• **DATA EXTRACT**:
*** Begin section ***

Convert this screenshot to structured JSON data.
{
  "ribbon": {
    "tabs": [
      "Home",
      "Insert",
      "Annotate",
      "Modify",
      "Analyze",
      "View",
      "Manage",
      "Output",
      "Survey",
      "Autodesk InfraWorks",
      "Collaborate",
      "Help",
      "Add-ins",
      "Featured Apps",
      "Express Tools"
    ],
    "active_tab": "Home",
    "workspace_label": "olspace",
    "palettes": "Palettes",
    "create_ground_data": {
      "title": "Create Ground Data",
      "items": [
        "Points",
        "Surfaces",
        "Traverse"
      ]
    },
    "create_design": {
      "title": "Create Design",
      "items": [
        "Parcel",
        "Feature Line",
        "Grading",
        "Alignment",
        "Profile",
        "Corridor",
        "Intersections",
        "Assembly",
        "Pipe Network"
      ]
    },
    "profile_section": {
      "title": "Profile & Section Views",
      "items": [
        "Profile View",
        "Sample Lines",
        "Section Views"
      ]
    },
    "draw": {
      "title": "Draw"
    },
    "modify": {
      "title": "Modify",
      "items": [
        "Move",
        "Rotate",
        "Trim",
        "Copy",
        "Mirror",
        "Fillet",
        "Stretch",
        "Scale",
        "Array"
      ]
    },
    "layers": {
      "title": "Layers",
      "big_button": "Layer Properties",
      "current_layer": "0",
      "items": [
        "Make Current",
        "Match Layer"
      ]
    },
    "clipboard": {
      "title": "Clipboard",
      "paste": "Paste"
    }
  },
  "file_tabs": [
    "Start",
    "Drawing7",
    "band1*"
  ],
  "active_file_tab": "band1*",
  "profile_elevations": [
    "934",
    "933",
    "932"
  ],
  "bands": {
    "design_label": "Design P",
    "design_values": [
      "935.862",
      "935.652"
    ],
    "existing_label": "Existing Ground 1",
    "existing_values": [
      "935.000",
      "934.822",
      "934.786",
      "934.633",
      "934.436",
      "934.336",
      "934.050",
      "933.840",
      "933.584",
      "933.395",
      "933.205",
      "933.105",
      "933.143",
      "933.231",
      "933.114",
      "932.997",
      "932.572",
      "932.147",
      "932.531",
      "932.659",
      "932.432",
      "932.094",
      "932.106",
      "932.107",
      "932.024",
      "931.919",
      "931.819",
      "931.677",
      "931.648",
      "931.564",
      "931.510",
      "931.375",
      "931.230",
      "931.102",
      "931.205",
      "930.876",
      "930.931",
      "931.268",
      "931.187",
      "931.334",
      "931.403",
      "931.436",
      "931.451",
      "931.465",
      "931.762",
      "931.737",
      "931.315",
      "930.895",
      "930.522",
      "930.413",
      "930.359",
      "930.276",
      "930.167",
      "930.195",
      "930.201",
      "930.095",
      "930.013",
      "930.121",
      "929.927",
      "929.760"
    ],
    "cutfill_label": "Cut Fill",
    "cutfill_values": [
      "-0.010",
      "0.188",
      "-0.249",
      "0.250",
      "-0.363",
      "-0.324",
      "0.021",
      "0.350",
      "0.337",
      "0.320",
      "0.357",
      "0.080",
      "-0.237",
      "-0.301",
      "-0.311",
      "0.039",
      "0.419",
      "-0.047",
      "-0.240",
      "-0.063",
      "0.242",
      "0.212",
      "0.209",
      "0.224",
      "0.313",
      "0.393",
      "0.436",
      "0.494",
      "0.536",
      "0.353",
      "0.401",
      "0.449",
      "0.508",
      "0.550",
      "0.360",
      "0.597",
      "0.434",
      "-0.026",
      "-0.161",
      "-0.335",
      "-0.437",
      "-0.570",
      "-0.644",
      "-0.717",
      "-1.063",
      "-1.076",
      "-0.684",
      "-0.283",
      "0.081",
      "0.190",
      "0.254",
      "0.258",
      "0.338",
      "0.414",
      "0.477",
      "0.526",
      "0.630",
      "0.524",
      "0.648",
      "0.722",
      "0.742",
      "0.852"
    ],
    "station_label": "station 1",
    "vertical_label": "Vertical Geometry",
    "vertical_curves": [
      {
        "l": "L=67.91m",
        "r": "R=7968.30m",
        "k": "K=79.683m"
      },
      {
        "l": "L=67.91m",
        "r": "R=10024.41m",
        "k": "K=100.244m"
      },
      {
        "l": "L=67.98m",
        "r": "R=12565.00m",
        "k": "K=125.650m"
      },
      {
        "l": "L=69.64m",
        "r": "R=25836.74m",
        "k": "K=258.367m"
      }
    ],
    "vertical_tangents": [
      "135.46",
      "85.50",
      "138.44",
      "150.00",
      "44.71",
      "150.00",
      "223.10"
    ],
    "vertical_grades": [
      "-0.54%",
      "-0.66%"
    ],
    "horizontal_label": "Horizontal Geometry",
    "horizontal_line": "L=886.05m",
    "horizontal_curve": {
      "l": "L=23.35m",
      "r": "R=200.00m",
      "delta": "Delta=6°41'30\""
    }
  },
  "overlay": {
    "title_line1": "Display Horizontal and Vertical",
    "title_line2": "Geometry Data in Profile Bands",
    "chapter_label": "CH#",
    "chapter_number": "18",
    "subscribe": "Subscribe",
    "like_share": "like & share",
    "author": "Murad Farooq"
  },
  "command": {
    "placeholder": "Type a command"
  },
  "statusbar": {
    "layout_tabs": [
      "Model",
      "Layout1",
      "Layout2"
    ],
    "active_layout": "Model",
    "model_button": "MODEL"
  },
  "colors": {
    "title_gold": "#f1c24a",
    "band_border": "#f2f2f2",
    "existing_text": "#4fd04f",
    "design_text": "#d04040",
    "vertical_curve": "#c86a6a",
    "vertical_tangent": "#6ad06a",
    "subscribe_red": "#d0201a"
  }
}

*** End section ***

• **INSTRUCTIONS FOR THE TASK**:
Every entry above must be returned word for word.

• **OUTPUT FOR THIS TASK**:
Convert this screenshot to structured JSON data.
{
  "ribbon": {
    "tabs": [
      "Home",
      "Insert",
      "Annotate",
      "Modify",
      "Analyze",
      "View",
      "Manage",
      "Output",
      "Survey",
      "Autodesk InfraWorks",
      "Collaborate",
      "Help",
      "Add-ins",
      "Featured Apps",
      "Express Tools"
    ],
    "active_tab": "Home",
    "workspace_label": "olspace",
    "palettes": "Palettes",
    "create_ground_data": {
      "title": "Create Ground Data",
      "items": [
        "Points",
        "Surfaces",
        "Traverse"
      ]
    },
    "create_design": {
      "title": "Create Design",
      "items": [
        "Parcel",
        "Feature Line",
        "Grading",
        "Alignment",
        "Profile",
        "Corridor",
        "Intersections",
        "Assembly",
        "Pipe Network"
      ]
    },
    "profile_section": {
      "title": "Profile & Section Views",
      "items": [
        "Profile View",
        "Sample Lines",
        "Section Views"
      ]
    },
    "draw": {
      "title": "Draw"
    },
    "modify": {
      "title": "Modify",
      "items": [
        "Move",
        "Rotate",
        "Trim",
        "Copy",
        "Mirror",
        "Fillet",
        "Stretch",
        "Scale",
        "Array"
      ]
    },
    "layers": {
      "title": "Layers",
      "big_button": "Layer Properties",
      "current_layer": "0",
      "items": [
        "Make Current",
        "Match Layer"
      ]
    },
    "clipboard": {
      "title": "Clipboard",
      "paste": "Paste"
    }
  },
  "file_tabs": [
    "Start",
    "Drawing7",
    "band1*"
  ],
  "active_file_tab": "band1*",
  "profile_elevations": [
    "934",
    "933",
    "932"
  ],
  "bands": {
    "design_label": "Design P",
    "design_values": [
      "935.862",
      "935.652"
    ],
    "existing_label": "Existing Ground 1",
    "existing_values": [
      "935.000",
      "934.822",
      "934.786",
      "934.633",
      "934.436",
      "934.336",
      "934.050",
      "933.840",
      "933.584",
      "933.395",
      "933.205",
      "933.105",
      "933.143",
      "933.231",
      "933.114",
      "932.997",
      "932.572",
      "932.147",
      "932.531",
      "932.659",
      "932.432",
      "932.094",
      "932.106",
      "932.107",
      "932.024",
      "931.919",
      "931.819",
      "931.677",
      "931.648",
      "931.564",
      "931.510",
      "931.375",
      "931.230",
      "931.102",
      "931.205",
      "930.876",
      "930.931",
      "931.268",
      "931.187",
      "931.334",
      "931.403",
      "931.436",
      "931.451",
      "931.465",
      "931.762",
      "931.737",
      "931.315",
      "930.895",
      "930.522",
      "930.413",
      "930.359",
      "930.276",
      "930.167",
      "930.195",
      "930.201",
      "930.095",
      "930.013",
      "930.121",
      "929.927",
      "929.760"
    ],
    "cutfill_label": "Cut Fill",
    "cutfill_values": [
      "-0.010",
      "0.188",
      "-0.249",
      "0.250",
      "-0.363",
      "-0.324",
      "0.021",
      "0.350",
      "0.337",
      "0.320",
      "0.357",
      "0.080",
      "-0.237",
      "-0.301",
      "-0.311",
      "0.039",
      "0.419",
      "-0.047",
      "-0.240",
      "-0.063",
      "0.242",
      "0.212",
      "0.209",
      "0.224",
      "0.313",
      "0.393",
      "0.436",
      "0.494",
      "0.536",
      "0.353",
      "0.401",
      "0.449",
      "0.508",
      "0.550",
      "0.360",
      "0.597",
      "0.434",
      "-0.026",
      "-0.161",
      "-0.335",
      "-0.437",
      "-0.570",
      "-0.644",
      "-0.717",
      "-1.063",
      "-1.076",
      "-0.684",
      "-0.283",
      "0.081",
      "0.190",
      "0.254",
      "0.258",
      "0.338",
      "0.414",
      "0.477",
      "0.526",
      "0.630",
      "0.524",
      "0.648",
      "0.722",
      "0.742",
      "0.852"
    ],
    "station_label": "station 1",
    "vertical_label": "Vertical Geometry",
    "vertical_curves": [
      {
        "l": "L=67.91m",
        "r": "R=7968.30m",
        "k": "K=79.683m"
      },
      {
        "l": "L=67.91m",
        "r": "R=10024.41m",
        "k": "K=100.244m"
      },
      {
        "l": "L=67.98m",
        "r": "R=12565.00m",
        "k": "K=125.650m"
      },
      {
        "l": "L=69.64m",
        "r": "R=25836.74m",
        "k": "K=258.367m"
      }
    ],
    "vertical_tangents": [
      "135.46",
      "85.50",
      "138.44",
      "150.00",
      "44.71",
      "150.00",
      "223.10"
    ],
    "vertical_grades": [
      "-0.54%",
      "-0.66%"
    ],
    "horizontal_label": "Horizontal Geometry",
    "horizontal_line": "L=886.05m",
    "horizontal_curve": {
      "l": "L=23.35m",
      "r": "R=200.00m",
      "delta": "Delta=6°41'30\""
    }
  },
  "overlay": {
    "title_line1": "Display Horizontal and Vertical",
    "title_line2": "Geometry Data in Profile Bands",
    "chapter_label": "CH#",
    "chapter_number": "18",
    "subscribe": "Subscribe",
    "like_share": "like & share",
    "author": "Murad Farooq"
  },
  "command": {
    "placeholder": "Type a command"
  },
  "statusbar": {
    "layout_tabs": [
      "Model",
      "Layout1",
      "Layout2"
    ],
    "active_layout": "Model",
    "model_button": "MODEL"
  },
  "colors": {
    "title_gold": "#f1c24a",
    "band_border": "#f2f2f2",
    "existing_text": "#4fd04f",
    "design_text": "#d04040",
    "vertical_curve": "#c86a6a",
    "vertical_tangent": "#6ad06a",
    "subscribe_red": "#d0201a"
  }
}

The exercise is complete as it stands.